In its Final Written Decision, the Board found that claims 1-3 and 11 of the ’158 patent do not recite patentable subject matter under 35 U.S.C. § 101 and are unpatentable under 35 U.S.C. § 103, and that claims 1-6 and 11 are unpatentable under 35 U.S.C. § 112, second paragraph. The ’158 patent relates to a method and apparatus for providing real-time, two-way transactional capabilities on the Web.
The Board first addressed claim construction. The Board first noted that it construed claim terms in the same manner as determined in related IPR2013-00194. In the Decision to Institute, the Board further construed “utilizing a routed transactional data structure that is both complete and non-deferred” to mean “using a data structure that facilitates switching a user who selects a transactional application to a service provider program that provides immediate processing,” and concluded that the term is indefinite under 35 U.S.C. § 112, second paragraph.
Patent Owner proposed to construe this term to be more than one element, based on its contention that the term “data structure” means a type of object. The Board determined that the Specification did not support Patent Owner’s proposal, and thus the Board decline to adopt its proposed construction. Further, based on Patent Owner’s contentions and the language of the Specification, the Board concluded that the term “routed transactional data structure” failed to inform a person of ordinary skill in the art of the scope of the claim with reasonable certainty and is thus indefinite.
Patent Owner contended that the claim limitations were drawn to a technological invention. However, the contentions were based on claim constructions that the Board declined to adopt. The Board determined that although the claims recited a transaction performed from a Web application, it was not drawn to the Web application. Thus, the Board did not find that the recited limitations included technical features.
Patent Owner disputed the asserted ground under 35 U.S.C. § 101. However, its arguments were based on a claim construction that the Board declined to adopt, and a misapprehension of the Board’s reasons for concluding claims reciting object routing are not barred under 35 U.S.C. § 101. In the Decision to Institute, the Board noted that “object routing” requires the use of individual networked objects to route a user from a selected transactional application to the processing provided by the service provider. As construed, the Board determined that the element related to a well-known abstract concept. Further, the Board determined that the remaining limitation in claim 1 do not contribute any patent-eligible subject matter.

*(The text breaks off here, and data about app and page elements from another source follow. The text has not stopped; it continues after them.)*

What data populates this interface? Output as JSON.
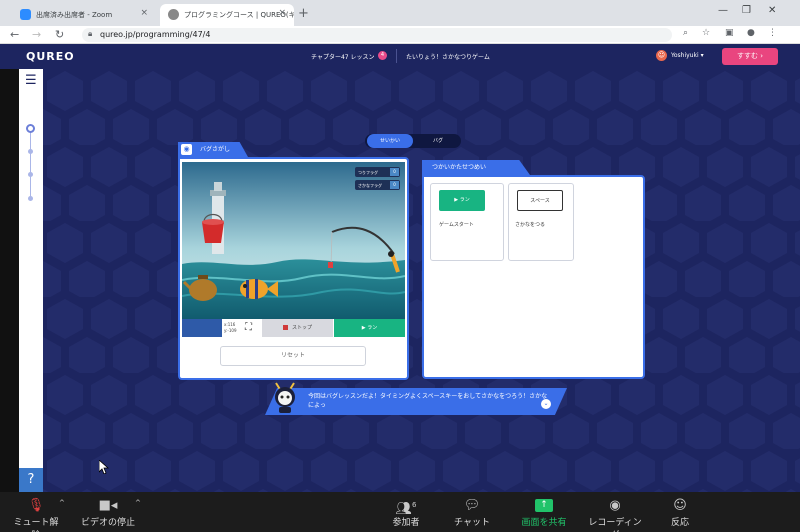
{
  "browser": {
    "tabs": [
      {
        "title": "出席済み出席者 - Zoom",
        "close": "×"
      },
      {
        "title": "プログラミングコース | QUREO(キュレオ)",
        "close": "×"
      }
    ],
    "new_tab": "+",
    "window_controls": {
      "minimize": "—",
      "maximize": "❐",
      "close": "✕"
    },
    "url": "qureo.jp/programming/47/4",
    "nav": {
      "back": "←",
      "forward": "→",
      "reload": "↻"
    }
  },
  "header": {
    "logo": "QUREO",
    "chapter_label": "チャプター47 レッスン",
    "lesson_number": "4",
    "lesson_title": "たいりょう！さかなつりゲーム",
    "username": "Yoshiyuki",
    "user_caret": "▾",
    "next_button": "すすむ ›"
  },
  "sidebar": {
    "menu_icon": "☰",
    "help": "?",
    "progress_total": 4,
    "progress_current": 1
  },
  "mode_toggle": {
    "options": [
      "せいかい",
      "バグ"
    ],
    "selected": "せいかい"
  },
  "bug_panel": {
    "title": "バグさがし",
    "flags": [
      {
        "label": "つりフラグ",
        "value": "0"
      },
      {
        "label": "さかなフラグ",
        "value": "0"
      }
    ],
    "coords": {
      "x": "x:116",
      "y": "y:-109"
    },
    "fullscreen_icon": "⛶",
    "stop_label": "ストップ",
    "run_label": "▶ ラン",
    "reset_label": "リセット"
  },
  "usage_panel": {
    "title": "つかいかたせつめい",
    "cards": [
      {
        "block": "▶ ラン",
        "caption": "ゲームスタート"
      },
      {
        "block": "スペース",
        "caption": "さかなをつる"
      }
    ]
  },
  "hint": {
    "text": "今回はバグレッスンだよ！タイミングよくスペースキーをおしてさかなをつろう！さかなによっ",
    "more_icon": "⌄"
  },
  "zoom_toolbar": {
    "mute": "ミュート解除",
    "video": "ビデオの停止",
    "participants": "参加者",
    "participant_count": "6",
    "chat": "チャット",
    "share": "画面を共有",
    "record": "レコーディング",
    "reactions": "反応"
  },
  "colors": {
    "stage_bg": "#1d2560",
    "accent_blue": "#3a6ee8",
    "run_green": "#18b482",
    "next_pink": "#e9457f",
    "zoom_green": "#21c36a"
  }
}
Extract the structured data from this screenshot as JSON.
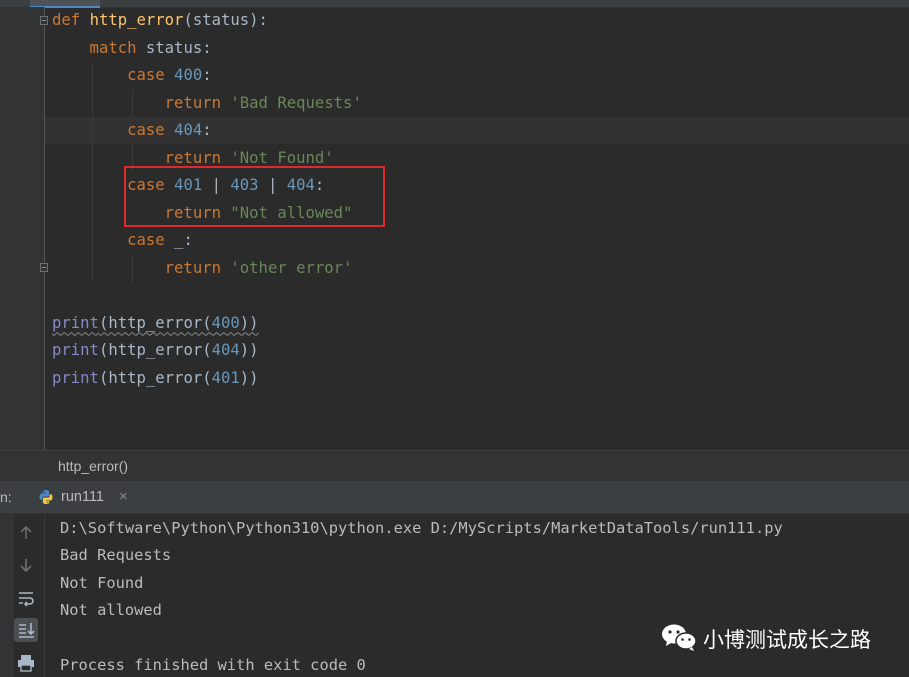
{
  "editor": {
    "lines": [
      {
        "tokens": [
          {
            "t": "def ",
            "c": "kw"
          },
          {
            "t": "http_error",
            "c": "fn"
          },
          {
            "t": "(status):",
            "c": ""
          }
        ]
      },
      {
        "tokens": [
          {
            "t": "    match ",
            "c": "kw"
          },
          {
            "t": "status:",
            "c": ""
          }
        ]
      },
      {
        "tokens": [
          {
            "t": "        case ",
            "c": "kw"
          },
          {
            "t": "400",
            "c": "num"
          },
          {
            "t": ":",
            "c": ""
          }
        ]
      },
      {
        "tokens": [
          {
            "t": "            return ",
            "c": "kw"
          },
          {
            "t": "'Bad Requests'",
            "c": "str"
          }
        ]
      },
      {
        "tokens": [
          {
            "t": "        case ",
            "c": "kw"
          },
          {
            "t": "404",
            "c": "num"
          },
          {
            "t": ":",
            "c": ""
          }
        ]
      },
      {
        "tokens": [
          {
            "t": "            return ",
            "c": "kw"
          },
          {
            "t": "'Not Found'",
            "c": "str"
          }
        ]
      },
      {
        "tokens": [
          {
            "t": "        case ",
            "c": "kw"
          },
          {
            "t": "401",
            "c": "num"
          },
          {
            "t": " | ",
            "c": ""
          },
          {
            "t": "403",
            "c": "num"
          },
          {
            "t": " | ",
            "c": ""
          },
          {
            "t": "404",
            "c": "num"
          },
          {
            "t": ":",
            "c": ""
          }
        ]
      },
      {
        "tokens": [
          {
            "t": "            return ",
            "c": "kw"
          },
          {
            "t": "\"Not allowed\"",
            "c": "str"
          }
        ]
      },
      {
        "tokens": [
          {
            "t": "        case ",
            "c": "kw"
          },
          {
            "t": "_:",
            "c": ""
          }
        ]
      },
      {
        "tokens": [
          {
            "t": "            return ",
            "c": "kw"
          },
          {
            "t": "'other error'",
            "c": "str"
          }
        ]
      },
      {
        "tokens": []
      },
      {
        "tokens": [
          {
            "t": "print",
            "c": "bi squig"
          },
          {
            "t": "(http_error(",
            "c": "squig"
          },
          {
            "t": "400",
            "c": "num squig"
          },
          {
            "t": "))",
            "c": "squig"
          }
        ]
      },
      {
        "tokens": [
          {
            "t": "print",
            "c": "bi"
          },
          {
            "t": "(http_error(",
            "c": ""
          },
          {
            "t": "404",
            "c": "num"
          },
          {
            "t": "))",
            "c": ""
          }
        ]
      },
      {
        "tokens": [
          {
            "t": "print",
            "c": "bi"
          },
          {
            "t": "(http_error(",
            "c": ""
          },
          {
            "t": "401",
            "c": "num"
          },
          {
            "t": "))",
            "c": ""
          }
        ]
      }
    ]
  },
  "breadcrumb": {
    "text": "http_error()"
  },
  "run": {
    "label": "n:",
    "tab_name": "run111",
    "close_glyph": "×",
    "output": [
      "D:\\Software\\Python\\Python310\\python.exe D:/MyScripts/MarketDataTools/run111.py",
      "Bad Requests",
      "Not Found",
      "Not allowed",
      "",
      "Process finished with exit code 0"
    ]
  },
  "watermark": {
    "text": "小博测试成长之路"
  },
  "colors": {
    "keyword": "#cc7832",
    "function": "#ffc66d",
    "number": "#6897bb",
    "string": "#6a8759",
    "builtin": "#8888c6",
    "highlight_box": "#e0282f"
  }
}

In the Decision to Institute, the Board instituted trial on the basis that the term “routed transactional data structure,” which was not used or discussed in the Specification, was indefinite because it was persuaded that a potential competitor could not determine whether or not he is infringing. Patent Owner argued that the individual terms in the phrase were easily construed, but admitted that the construction of the phrase itself may be difficult and that reasonable minds may differ. Patent Owner further argued that the claim is only ambiguous if it is “insolubly ambiguous.” However, that standard was rejected by the Supreme Court in Nautilus, which held that 35 U.S.C. § 112, second paragraph requires that a patent’s claim inform those skilled in the art about the scope of the invention with reasonable certainty. Applying the Nautilus standard, the Board found the term indefinite. Also, although the Board construed the term for purposes of its analysis under 35 U.S.C. § 101 and § 103, its incorporation in claim 1 render the claim indefinite, because it did not inform one of ordinary skill in the art the scope of the invention with reasonable certainty.

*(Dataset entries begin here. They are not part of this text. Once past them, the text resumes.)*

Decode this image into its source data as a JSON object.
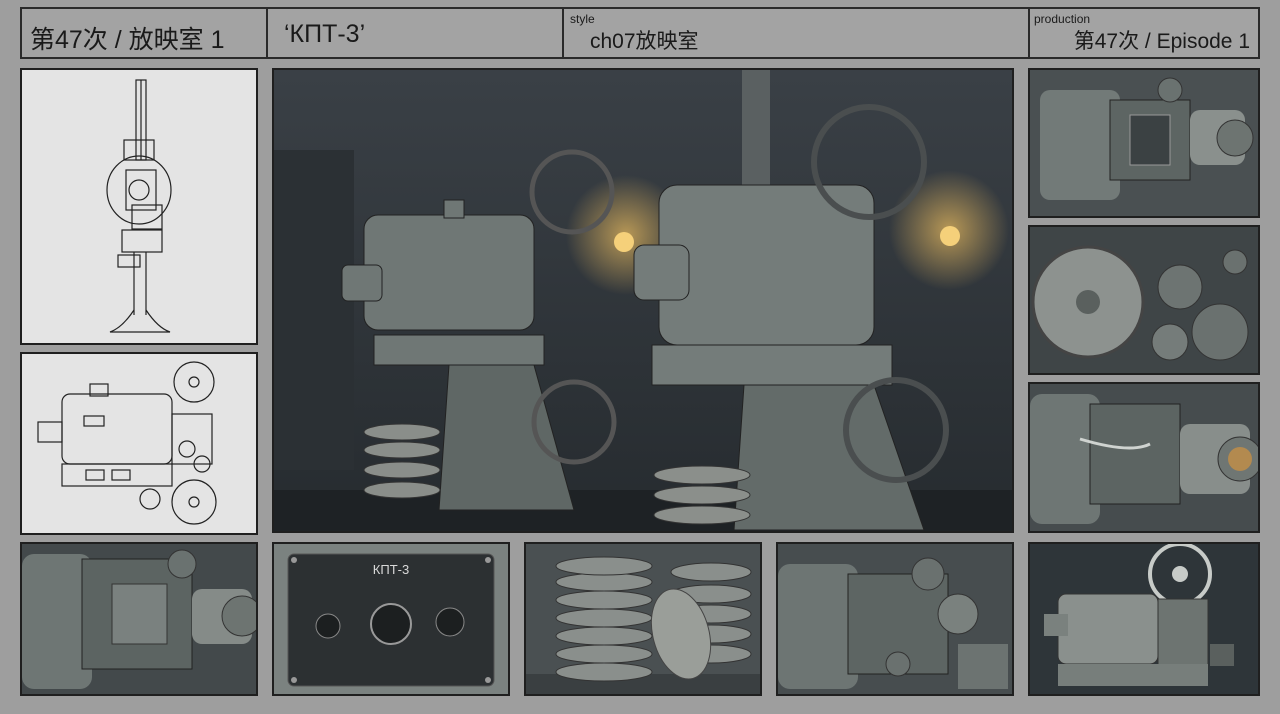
{
  "header": {
    "episode_title": "第47次 / 放映室 1",
    "subject": "‘КПТ-3’",
    "style_label": "style",
    "style_value": "ch07放映室",
    "production_label": "production",
    "production_value": "第47次 / Episode 1"
  },
  "panels": {
    "control_plate_label": "КПТ-3"
  },
  "colors": {
    "background": "#9e9e9e",
    "border": "#1f1f1f",
    "sketch_bg": "#e4e4e4",
    "metal": "#7d8583",
    "lamp_glow": "#f0c060"
  }
}
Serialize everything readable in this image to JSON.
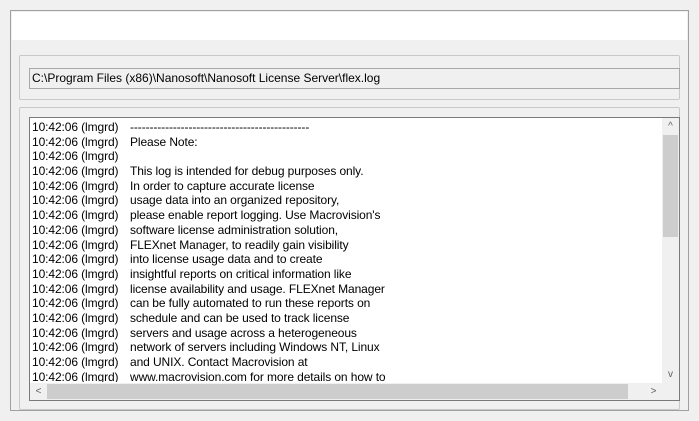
{
  "path_field": {
    "value": "C:\\Program Files (x86)\\Nanosoft\\Nanosoft License Server\\flex.log"
  },
  "log": {
    "lines": [
      {
        "ts": "10:42:06 (lmgrd)",
        "msg": "----------------------------------------------"
      },
      {
        "ts": "10:42:06 (lmgrd)",
        "msg": "Please Note:"
      },
      {
        "ts": "10:42:06 (lmgrd)",
        "msg": ""
      },
      {
        "ts": "10:42:06 (lmgrd)",
        "msg": "This log is intended for debug purposes only."
      },
      {
        "ts": "10:42:06 (lmgrd)",
        "msg": "In order to capture accurate license"
      },
      {
        "ts": "10:42:06 (lmgrd)",
        "msg": "usage data into an organized repository,"
      },
      {
        "ts": "10:42:06 (lmgrd)",
        "msg": "please enable report logging. Use Macrovision's"
      },
      {
        "ts": "10:42:06 (lmgrd)",
        "msg": "software license administration  solution,"
      },
      {
        "ts": "10:42:06 (lmgrd)",
        "msg": "FLEXnet Manager, to  readily gain visibility"
      },
      {
        "ts": "10:42:06 (lmgrd)",
        "msg": "into license usage data and to create"
      },
      {
        "ts": "10:42:06 (lmgrd)",
        "msg": "insightful reports on critical information like"
      },
      {
        "ts": "10:42:06 (lmgrd)",
        "msg": "license availability and usage. FLEXnet Manager"
      },
      {
        "ts": "10:42:06 (lmgrd)",
        "msg": "can be fully automated to run these reports on"
      },
      {
        "ts": "10:42:06 (lmgrd)",
        "msg": "schedule and can be used to track license"
      },
      {
        "ts": "10:42:06 (lmgrd)",
        "msg": "servers and usage across a heterogeneous"
      },
      {
        "ts": "10:42:06 (lmgrd)",
        "msg": "network of servers including Windows NT, Linux"
      },
      {
        "ts": "10:42:06 (lmgrd)",
        "msg": "and UNIX. Contact Macrovision at"
      },
      {
        "ts": "10:42:06 (lmgrd)",
        "msg": "www.macrovision.com for more details on how to"
      }
    ]
  },
  "scrollbars": {
    "up_icon": "^",
    "down_icon": "v",
    "left_icon": "<",
    "right_icon": ">"
  }
}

In assessing the obviousness ground, the Board again was not persuaded by Patent Owner’s arguments because they were based on a claim construction that was not adopted.
Petitioner moved to exclude certain documents as not authenticated or hearsay. Patent Owner opposed, citing case law related to characteristics of a website being sufficient to authenticate the document, and that the documents are relevant to claim construction. Patent Owner tried to authenticate the documents through testimony from the inventor. The Board determined that the inventor’s statements did not “provide factual specificity about the process by which the electronically stored information is created, acquired, maintained, and preserved without alteration or change, or the process by which it is produced if the result of a system or process that does so,” as needed to authenticate electronic evidence by a witness under Federal Rules of Evidence (FRE) 901(b)(1). However, the Board found that the contents and substance of the documents appeared to indicate that they were what they purported to be, and thus was found enough circumstantial evidence to authenticate under FRE 901(b)(4). Petitioner also argued that the documents were hearsay, but the Board stated that it did not rely on the exhibits in the Final Written Decision, and that it could exercise its discretion to assign appropriate weight to the evidence, notwithstanding the hearsay aspects of the exhibits. Accordingly, the Board denied Petitioner’s Motion to Exclude.
SAP America, Inc. v. Lakshmi Arunachalam, CBM2013-00013
Paper 61: Final Written Decision
Dated: September 18, 2014
Patent: 8,037,158 B2
Before: Karl D. Easthom, William V. Saindon, and Brian J. McNamara
Written by: McNamara
Related Proceeding: Benefit Funding Systems LLC v. U.S. Bancorp, Case No 1:12-cv-803-LPS (D. Del.)